Another label to take note is the one that reads “Made with Organic”. These foods have about 70% of organic ingredients hence are not totally organic or non-GMO.
4. Shop At The Local Farmer’s Market
Just like you would have a reliable doctor to visit in case of an illness, you must also be familiar with the farmer who supplies produce to the local market. Knowing your farmer is as close as knowing all about your food, especially of you are mindful about your food choices.
Although many small farms are not organically certified they are more likely to follow authentic and healthy cultivation methods. Fruits and vegetables at the grocery outlets are usually days old and have traveled miles together to reach the store. But locally grown products are as good as the ones you grow at home and are freshly picked.

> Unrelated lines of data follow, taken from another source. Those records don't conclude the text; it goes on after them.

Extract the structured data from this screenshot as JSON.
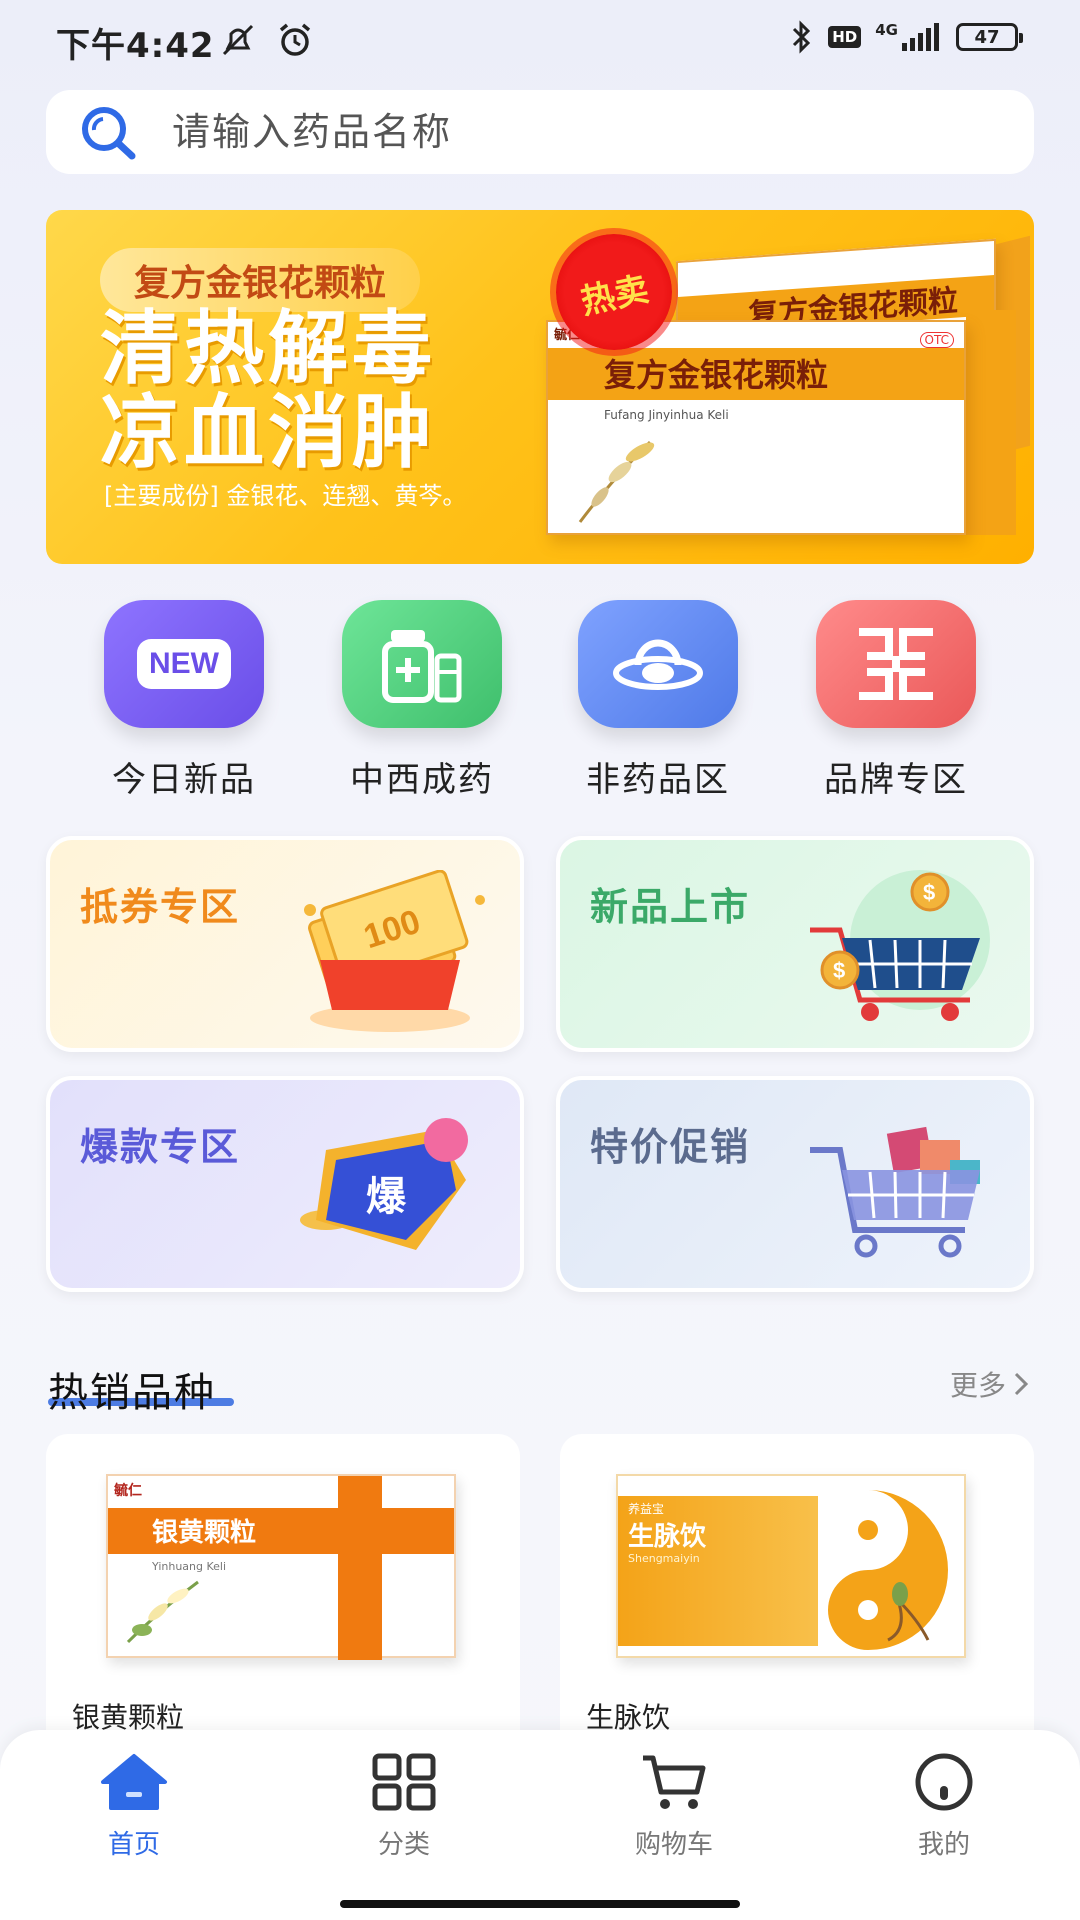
{
  "status_bar": {
    "time": "下午4:42",
    "network": "4G",
    "hd": "HD",
    "battery": "47"
  },
  "search": {
    "placeholder": "请输入药品名称"
  },
  "banner": {
    "tag": "复方金银花颗粒",
    "headline_line1": "清热解毒",
    "headline_line2": "凉血消肿",
    "ingredients": "[主要成份] 金银花、连翘、黄芩。",
    "hot_badge": "热卖",
    "product_name": "复方金银花颗粒",
    "product_pinyin": "Fufang Jinyinhua Keli",
    "otc": "OTC",
    "brand": "毓仁",
    "colors": {
      "background": "#ffc21a",
      "badge": "#f11a1a"
    }
  },
  "shortcuts": [
    {
      "label": "今日新品",
      "icon": "new-icon",
      "color": "#7b5ff0",
      "icon_text": "NEW"
    },
    {
      "label": "中西成药",
      "icon": "medicine-icon",
      "color": "#4fcf7a"
    },
    {
      "label": "非药品区",
      "icon": "ufo-icon",
      "color": "#5b86f0"
    },
    {
      "label": "品牌专区",
      "icon": "brand-icon",
      "color": "#f26b6b"
    }
  ],
  "promos": [
    {
      "title": "抵券专区",
      "title_color": "#f08a1c",
      "icon": "coupon-icon",
      "coupon_value": "100"
    },
    {
      "title": "新品上市",
      "title_color": "#3ba968",
      "icon": "shopping-cart-icon"
    },
    {
      "title": "爆款专区",
      "title_color": "#5a5ad8",
      "icon": "hot-sale-icon",
      "badge_text": "爆"
    },
    {
      "title": "特价促销",
      "title_color": "#5b6b8e",
      "icon": "shopping-cart-icon"
    }
  ],
  "section": {
    "title": "热销品种",
    "more": "更多"
  },
  "products": [
    {
      "name": "银黄颗粒",
      "box_title": "银黄颗粒",
      "box_pinyin": "Yinhuang Keli",
      "brand": "毓仁",
      "color": "#f07a10"
    },
    {
      "name": "生脉饮",
      "box_title": "生脉饮",
      "box_pinyin": "Shengmaiyin",
      "brand": "养益宝",
      "color": "#f4a318"
    }
  ],
  "bottom_nav": [
    {
      "label": "首页",
      "icon": "home-icon",
      "active": true
    },
    {
      "label": "分类",
      "icon": "category-icon",
      "active": false
    },
    {
      "label": "购物车",
      "icon": "cart-icon",
      "active": false
    },
    {
      "label": "我的",
      "icon": "profile-icon",
      "active": false
    }
  ],
  "colors": {
    "accent": "#2f6ae6",
    "inactive": "#777777"
  }
}
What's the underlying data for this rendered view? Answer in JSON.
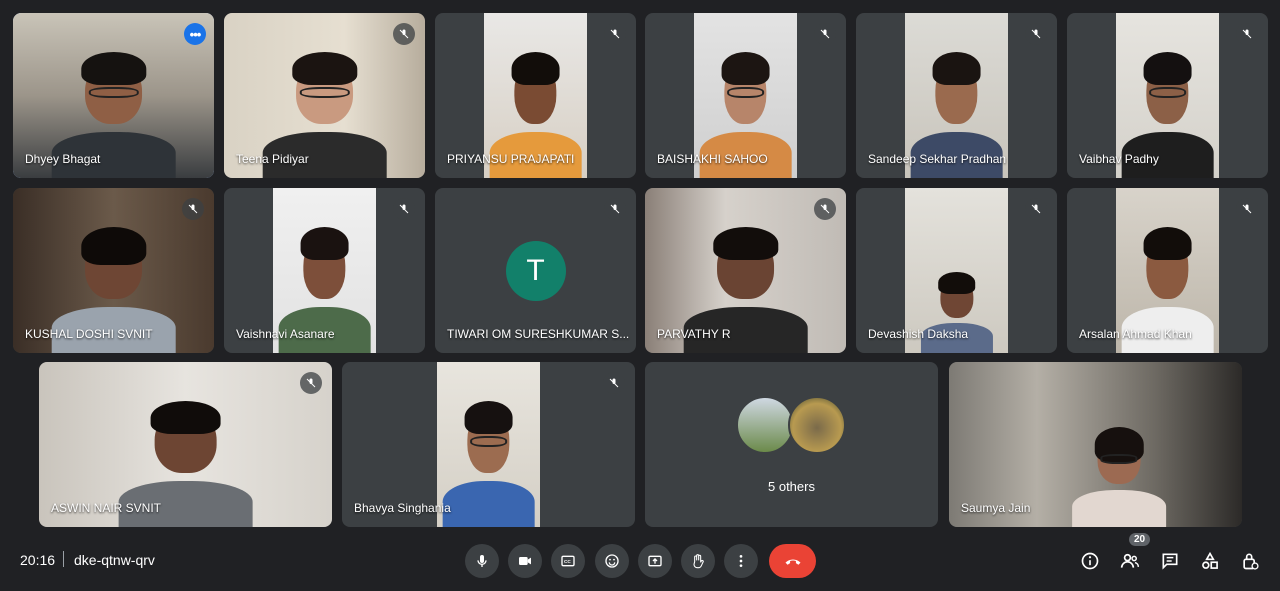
{
  "participants": [
    {
      "name": "Dhyey Bhagat"
    },
    {
      "name": "Teena Pidiyar"
    },
    {
      "name": "PRIYANSU PRAJAPATI"
    },
    {
      "name": "BAISHAKHI SAHOO"
    },
    {
      "name": "Sandeep Sekhar Pradhan"
    },
    {
      "name": "Vaibhav Padhy"
    },
    {
      "name": "KUSHAL DOSHI SVNIT"
    },
    {
      "name": "Vaishnavi Asanare"
    },
    {
      "name": "TIWARI OM SURESHKUMAR S..."
    },
    {
      "name": "PARVATHY R"
    },
    {
      "name": "Devashish Daksha"
    },
    {
      "name": "Arsalan Ahmad Khan"
    },
    {
      "name": "ASWIN NAIR SVNIT"
    },
    {
      "name": "Bhavya Singhania"
    },
    {
      "name": "Saumya Jain"
    }
  ],
  "avatar_initial": "T",
  "others_label": "5 others",
  "meeting": {
    "time": "20:16",
    "code": "dke-qtnw-qrv"
  },
  "people_count": "20",
  "icons": {
    "mic": "mic-icon",
    "camera": "video-camera-icon",
    "captions": "captions-icon",
    "emoji": "emoji-icon",
    "present": "present-screen-icon",
    "hand": "raise-hand-icon",
    "more": "more-vert-icon",
    "end": "end-call-icon",
    "info": "info-icon",
    "people": "people-icon",
    "chat": "chat-icon",
    "activities": "activities-icon",
    "host": "host-controls-icon",
    "muted": "mic-off-icon"
  },
  "colors": {
    "end_call": "#ea4335",
    "active_outline": "#8ab4f8",
    "avatar_bg": "#12806a"
  }
}
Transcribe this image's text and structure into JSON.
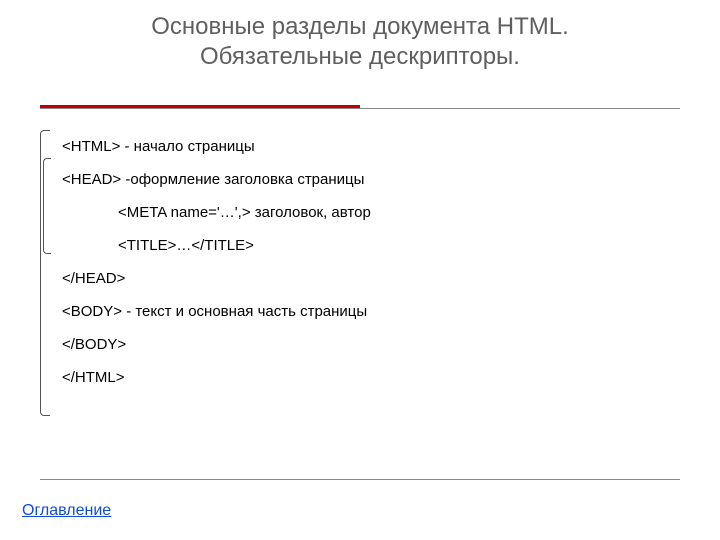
{
  "title_line1": "Основные разделы документа HTML.",
  "title_line2": "Обязательные дескрипторы.",
  "code": {
    "l1": "<HTML> - начало страницы",
    "l2": "<HEAD> -оформление заголовка страницы",
    "l3": "<META name='…',> заголовок, автор",
    "l4": "<TITLE>…</TITLE>",
    "l5": "</HEAD>",
    "l6": "<BODY> - текст и основная часть страницы",
    "l7": "</BODY>",
    "l8": "</HTML>"
  },
  "toc_label": "Оглавление"
}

5. Opt For More Seasonal Foods
Every time you buy foods that are seasonal, you are not only saving money but are also being thoughtful to the environment and farmer’s community. Food that’s grown locally doesn’t need much manual assistance in the form of pesticides, waxes, chemicals, and preservatives.
Fruits and vegetables that are grown out of season or are imported to your town are expensive. They are loaded with chemicals to make them appear attractive and fresh for long durations. Follow a diet that’s surplus with produce that’s seasonal as this will further enhance your body’s natural repair and regeneration processes.
6. Steer Clear Of The Top GMO Foods
The worst GMO foods that shouldn’t be a part of your diet at any cost are corn and soy found in tofu, soybean oil, sauce, and flour. These are closely followed by sugar, aspartame, papayas, canola, cotton, dairy, papaya and zucchini squash. If your grocery list always features these products you have a bigger responsibility of buying non-GMO varieties of all the foods mentioned above.
Going grocery shopping shouldn’t be done within a matter of a few minutes. While you are at the market make informed choices about buying only foods that are non-GMO. This will positively impact your health as well as that of the future generations.3
|↑1||GMO Disclosure & Labeling. United States Development Of Agriculture|
|↑2||Hughner, Renée Shaw, Pierre McDonagh, Andrea Prothero, Clifford J. Shultz, and Julie Stanton. “Who are organic food consumers? A compilation and review of why people purchase organic food.” Journal of consumer behaviour 6, no. 2‐3 (2007): 94-110.|
|↑3||Dona, Artemis, and Ioannis S. Arvanitoyannis. “Health risks of genetically modified foods.” Critical reviews in food science and nutrition 49, no. 2 (2009): 164-175.|